Tuesday, April 19, 2016
Climbing the broad-shouldered peak Henry David Thoreau called a “sublime mass,” Mt. Monadnock, is a rite of passage for many New England children. Just over the border of Massachusetts in southern New Hampshire, Monadnock is less than a two-hour drive from Boston. Its accessibility and locale, smack dab in the center of New England, has made it one of the two most popular mountain ascents in the world going toe-to-toe with Japan’s Mount Fuji. Late April, early May, when the black flies have yet to arrive and the snow is gone, is the ideal time to bag this 3,165-foot peak. Head up the White Dot trail, one of the steepest ascents, but also one that rewards with you with incredible vistas in a very short time. Above treeline, the forest recedes to form open ledges covered with low-lying shrubs like mountain cranberry bushes. This gives you ample opportunity to rest and peer down at the soft blanket of treetops, small towns with their requisite white steeples, a smattering of lakes and ponds, and farms that fan out to anonymous ridges. Soon you’ll reach the summit, where Thoreau watched in dismay as his fellow mid-19th century trampers inscribed their names in rock. You can still spot names like “T.S. Spaulding, 1853” clearly etched in the stone. Hopefully you bagged a lunch so you can sit back, relax, and savor the views.

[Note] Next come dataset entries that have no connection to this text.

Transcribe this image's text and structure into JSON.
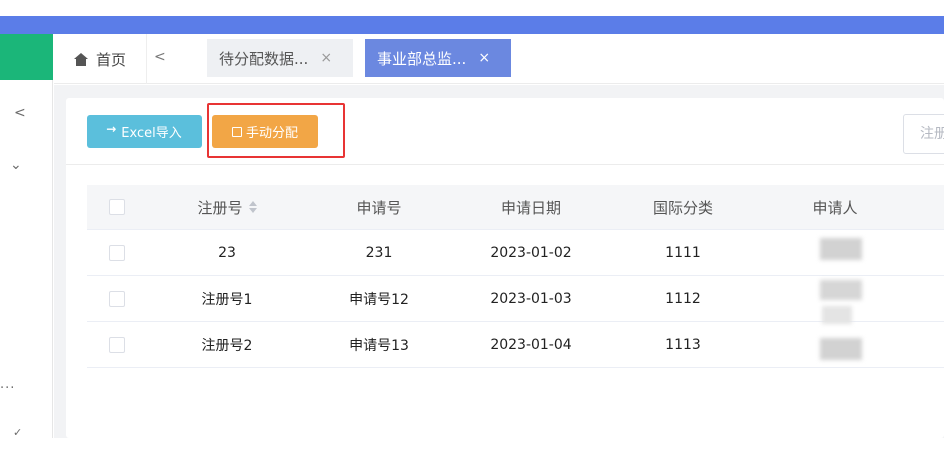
{
  "tabs": {
    "home_label": "首页",
    "prev_glyph": "<",
    "items": [
      {
        "label": "待分配数据...",
        "close": "×",
        "active": false
      },
      {
        "label": "事业部总监...",
        "close": "×",
        "active": true
      }
    ]
  },
  "toolbar": {
    "import_label": "Excel导入",
    "manual_label": "手动分配",
    "search_placeholder": "注册"
  },
  "table": {
    "columns": [
      "注册号",
      "申请号",
      "申请日期",
      "国际分类",
      "申请人"
    ],
    "rows": [
      {
        "reg": "23",
        "app": "231",
        "date": "2023-01-02",
        "cls": "1111"
      },
      {
        "reg": "注册号1",
        "app": "申请号12",
        "date": "2023-01-03",
        "cls": "1112"
      },
      {
        "reg": "注册号2",
        "app": "申请号13",
        "date": "2023-01-04",
        "cls": "1113"
      }
    ]
  },
  "sidebar": {
    "collapse_glyph": "<",
    "expand_glyph": "⌄",
    "more_glyph": "...",
    "tick_glyph": "✓"
  },
  "colors": {
    "top_bar": "#5b7de8",
    "brand": "#1bb679",
    "active_tab": "#6b88e0",
    "import_button": "#5bbfdc",
    "manual_button": "#f2a646",
    "highlight": "#e83434"
  }
}
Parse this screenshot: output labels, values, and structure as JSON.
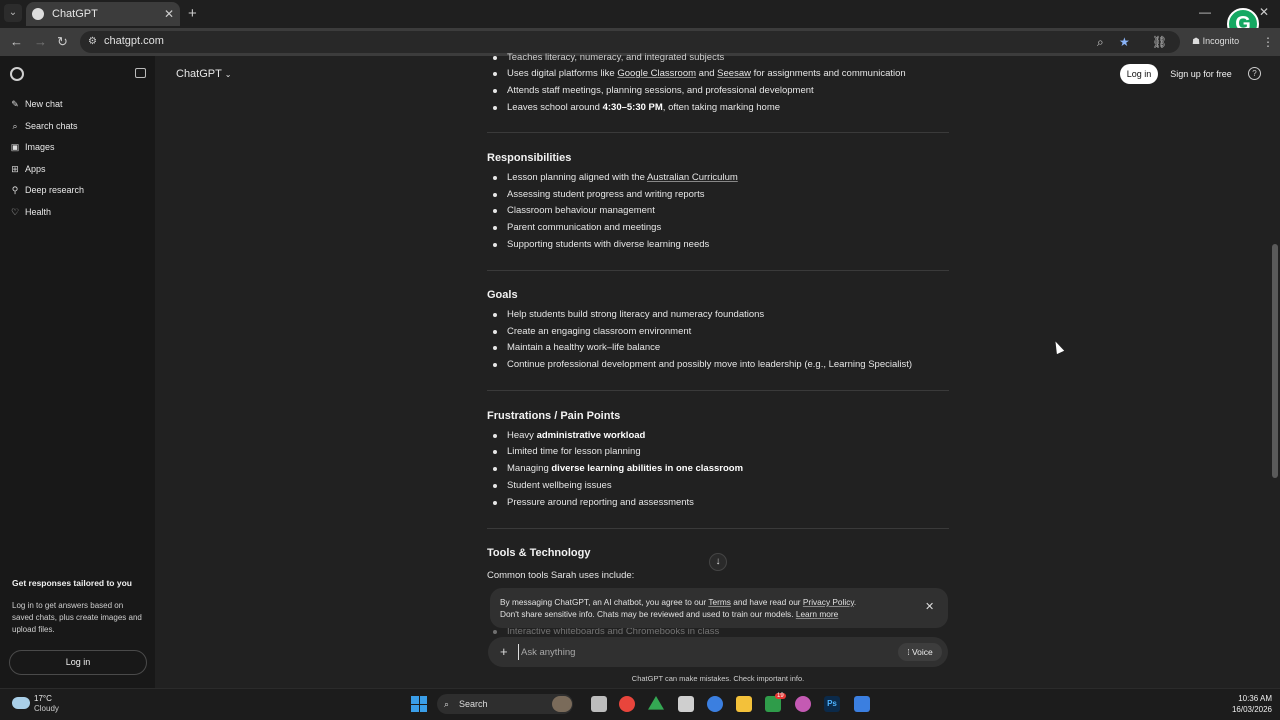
{
  "browser": {
    "tab_title": "ChatGPT",
    "url": "chatgpt.com",
    "incognito_label": "Incognito",
    "extension_letter": "G"
  },
  "sidebar": {
    "items": [
      {
        "label": "New chat",
        "icon": "✎"
      },
      {
        "label": "Search chats",
        "icon": "⌕"
      },
      {
        "label": "Images",
        "icon": "▣"
      },
      {
        "label": "Apps",
        "icon": "⊞"
      },
      {
        "label": "Deep research",
        "icon": "⚲"
      },
      {
        "label": "Health",
        "icon": "♡"
      }
    ],
    "promo_title": "Get responses tailored to you",
    "promo_body": "Log in to get answers based on saved chats, plus create images and upload files.",
    "login_label": "Log in"
  },
  "header": {
    "model": "ChatGPT",
    "login_label": "Log in",
    "signup_label": "Sign up for free",
    "help": "?"
  },
  "content": {
    "top_partial": "Teaches literacy, numeracy, and integrated subjects",
    "day_items": [
      {
        "pre": "Uses digital platforms like ",
        "l1": "Google Classroom",
        "mid": " and ",
        "l2": "Seesaw",
        "post": " for assignments and communication"
      },
      {
        "text": "Attends staff meetings, planning sessions, and professional development"
      },
      {
        "pre": "Leaves school around ",
        "bold": "4:30–5:30 PM",
        "post": ", often taking marking home"
      }
    ],
    "responsibilities_title": "Responsibilities",
    "responsibilities": [
      {
        "pre": "Lesson planning aligned with the ",
        "link": "Australian Curriculum"
      },
      {
        "text": "Assessing student progress and writing reports"
      },
      {
        "text": "Classroom behaviour management"
      },
      {
        "text": "Parent communication and meetings"
      },
      {
        "text": "Supporting students with diverse learning needs"
      }
    ],
    "goals_title": "Goals",
    "goals": [
      "Help students build strong literacy and numeracy foundations",
      "Create an engaging classroom environment",
      "Maintain a healthy work–life balance",
      "Continue professional development and possibly move into leadership (e.g., Learning Specialist)"
    ],
    "frustrations_title": "Frustrations / Pain Points",
    "frustrations": [
      {
        "pre": "Heavy ",
        "bold": "administrative workload"
      },
      {
        "text": "Limited time for lesson planning"
      },
      {
        "pre": "Managing ",
        "bold": "diverse learning abilities in one classroom"
      },
      {
        "text": "Student wellbeing issues"
      },
      {
        "text": "Pressure around reporting and assessments"
      }
    ],
    "tools_title": "Tools & Technology",
    "tools_intro": "Common tools Sarah uses include:",
    "tools_partial": "Interactive whiteboards and Chromebooks in class"
  },
  "notice": {
    "l1_a": "By messaging ChatGPT, an AI chatbot, you agree to our ",
    "terms": "Terms",
    "l1_b": " and have read our ",
    "privacy": "Privacy Policy",
    "l1_c": ".",
    "l2_a": "Don't share sensitive info. Chats may be reviewed and used to train our models. ",
    "learn_more": "Learn more"
  },
  "composer": {
    "placeholder": "Ask anything",
    "voice_label": "Voice",
    "disclaimer": "ChatGPT can make mistakes. Check important info."
  },
  "taskbar": {
    "temp": "17°C",
    "condition": "Cloudy",
    "search_label": "Search",
    "time": "10:36 AM",
    "date": "16/03/2026",
    "badge": "19",
    "colors": {
      "start": "#3a9ee8",
      "chrome": "#e8453c",
      "drive": "#34a853",
      "folder": "#f3c13a"
    }
  }
}
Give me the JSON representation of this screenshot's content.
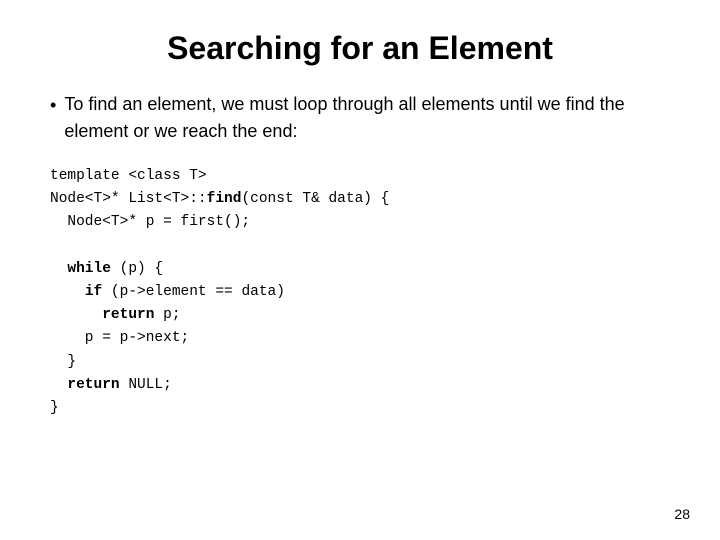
{
  "slide": {
    "title": "Searching for an Element",
    "bullet": {
      "text": "To find an element, we must loop through all elements until we find the element or we reach the end:"
    },
    "code": {
      "line1": "template <class T>",
      "line2": "Node<T>* List<T>::find(const T& data) {",
      "line3": "  Node<T>* p = first();",
      "line4": "",
      "line5": "  while (p) {",
      "line6": "    if (p->element == data)",
      "line7": "      return p;",
      "line8": "    p = p->next;",
      "line9": "  }",
      "line10": "  return NULL;",
      "line11": "}"
    },
    "page_number": "28"
  }
}
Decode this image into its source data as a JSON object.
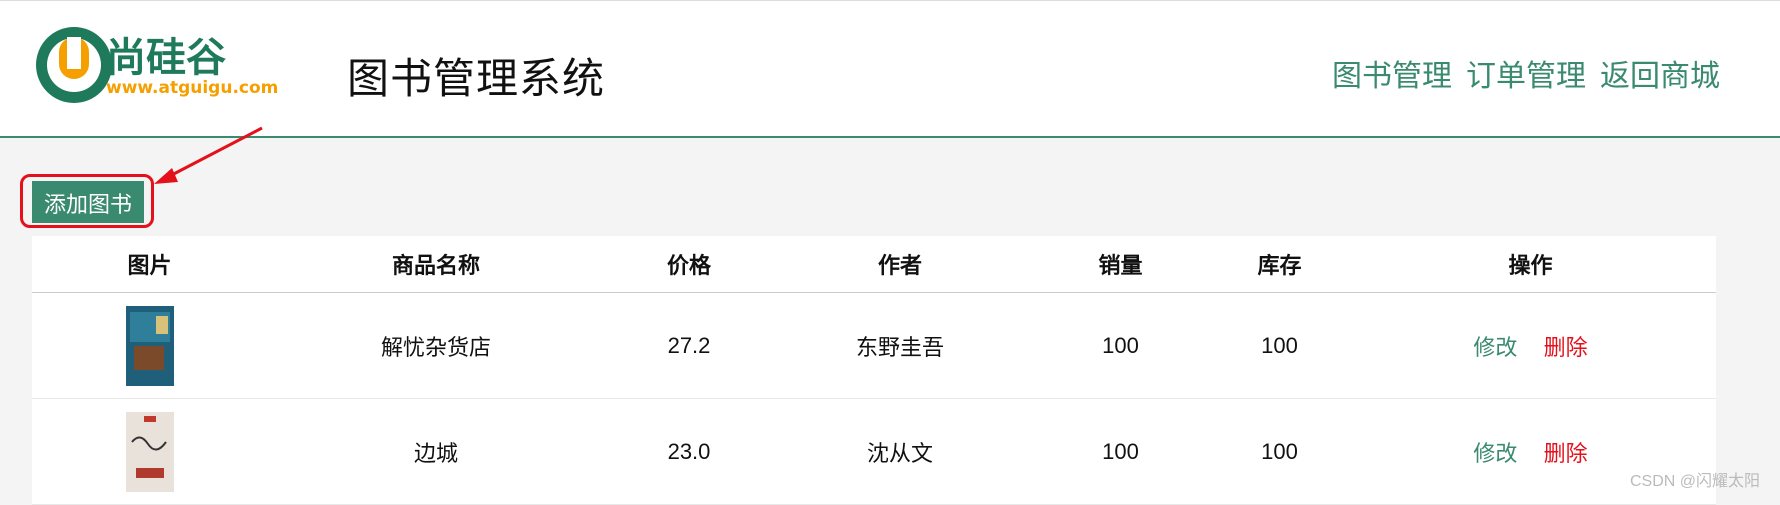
{
  "header": {
    "logo_text": "尚硅谷",
    "logo_url_text": "www.atguigu.com",
    "system_title": "图书管理系统",
    "nav": [
      {
        "label": "图书管理"
      },
      {
        "label": "订单管理"
      },
      {
        "label": "返回商城"
      }
    ]
  },
  "toolbar": {
    "add_book_label": "添加图书"
  },
  "table": {
    "columns": [
      "图片",
      "商品名称",
      "价格",
      "作者",
      "销量",
      "库存",
      "操作"
    ],
    "rows": [
      {
        "name": "解忧杂货店",
        "price": "27.2",
        "author": "东野圭吾",
        "sales": "100",
        "stock": "100",
        "edit": "修改",
        "delete": "删除"
      },
      {
        "name": "边城",
        "price": "23.0",
        "author": "沈从文",
        "sales": "100",
        "stock": "100",
        "edit": "修改",
        "delete": "删除"
      }
    ]
  },
  "watermark": "CSDN @闪耀太阳",
  "colors": {
    "brand_green": "#3a8a6f",
    "danger_red": "#e4101a",
    "logo_orange": "#f5a000"
  }
}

Tuesday, April 12, 2016
Knowing that their guests like to play hard and then relish their physical accomplishments over an exceptional meal, many active travel operators in the past decade have invited well-known chefs to join them. Ciclismo Classico, best known for their biking and hiking trips throughout Italy, has teamed up with talented Boston chef, Dante de Magistris, chef at Il Casale and Dante to present an exceptional itinerary along the Amalfi Coast September 17-23. Hike amidst the cliffs of Positano, ferry over to Capri to walk secluded seaside towns, and then dine on private meals prepared by Chef Dante. He’ll also provide picnic lunches, offer cooking lessons, and invite guests into his family’s home.